The notice acknowledges that customer and personal identifiable information (PII) like bank account and credit card numbers may have been exposed to third parties. Additionally, it confirmed the misuse of bank account information for a limited number of suppliers.

While the company continues to determine the full extent of compromised data, it has advised customers and suppliers to change passwords, enhance transaction authorizations, review recent debits, and activate security features like the “ACH Debit Block.”

The attack, attributed to the ALPHV/BlackCat ransom gang, disrupted Henry Schein’s website, impacting manufacturing and distribution operations. This prompted the shutdown of specific systems to contain the incident.

As a result, customers experienced disruptions in online orders, leading to supply chain delays. Despite the company’s engagement with cybersecurity experts and law enforcement, stakeholders reported a lack of updates beyond the initial statement.

Although initially termed a ‘cyber incident,’ the breach notice confirms ongoing investigations alongside plans to mail credit monitoring and identity protection forms to affected individuals.

The ransom group claimed possession of substantial internal data and threatened to publish stolen information, indicating potential employee and shareholder PII exposure.

Speculations arose when Henry Schein was removed from the ransom group’s leak site, hinting at potential ransom payment. The ALPHV/BlackCat gang, known for its extensive ransomware activities, operates on a ransomware-as-a-service model, having targeted various entities, causing significant financial losses.

Their tactics involve triple-extortion strategies, impacting companies like MGM Resorts, Caesars International, Clorox, Dole, NCR, Next Gen Healthcare, Seiko, Mazars Group, among others.
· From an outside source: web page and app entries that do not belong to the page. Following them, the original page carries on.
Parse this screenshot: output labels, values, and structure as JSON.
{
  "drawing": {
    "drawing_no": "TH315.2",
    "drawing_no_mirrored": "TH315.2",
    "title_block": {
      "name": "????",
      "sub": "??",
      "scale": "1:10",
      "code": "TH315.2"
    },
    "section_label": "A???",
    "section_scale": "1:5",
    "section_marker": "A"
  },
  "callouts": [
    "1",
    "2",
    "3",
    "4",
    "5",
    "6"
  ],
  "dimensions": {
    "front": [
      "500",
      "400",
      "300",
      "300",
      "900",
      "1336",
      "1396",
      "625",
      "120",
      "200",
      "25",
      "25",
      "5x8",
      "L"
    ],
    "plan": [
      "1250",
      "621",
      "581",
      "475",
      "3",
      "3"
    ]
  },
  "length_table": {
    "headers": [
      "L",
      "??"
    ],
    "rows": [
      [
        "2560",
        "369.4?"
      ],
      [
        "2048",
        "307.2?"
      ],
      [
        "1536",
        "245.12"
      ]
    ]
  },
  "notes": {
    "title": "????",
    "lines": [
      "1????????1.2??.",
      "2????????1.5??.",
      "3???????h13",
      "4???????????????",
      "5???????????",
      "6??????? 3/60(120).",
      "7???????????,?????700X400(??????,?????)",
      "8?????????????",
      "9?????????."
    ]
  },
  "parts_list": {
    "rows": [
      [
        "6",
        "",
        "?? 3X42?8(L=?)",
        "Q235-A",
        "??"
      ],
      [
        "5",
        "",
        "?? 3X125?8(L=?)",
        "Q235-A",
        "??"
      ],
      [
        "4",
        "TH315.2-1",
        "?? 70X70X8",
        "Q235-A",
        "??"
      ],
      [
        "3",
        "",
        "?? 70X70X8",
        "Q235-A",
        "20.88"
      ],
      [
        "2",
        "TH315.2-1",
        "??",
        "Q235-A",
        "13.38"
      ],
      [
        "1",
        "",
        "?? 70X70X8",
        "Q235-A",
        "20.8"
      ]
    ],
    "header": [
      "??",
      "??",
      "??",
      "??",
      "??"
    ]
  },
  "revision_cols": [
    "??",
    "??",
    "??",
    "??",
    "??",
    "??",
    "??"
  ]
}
The group’s activities are estimated to have incurred over $1 billion in lost revenue in 2023 and accounted for a significant portion of ransomware attacks in recent years.

- Advertisment -ad

Most Popular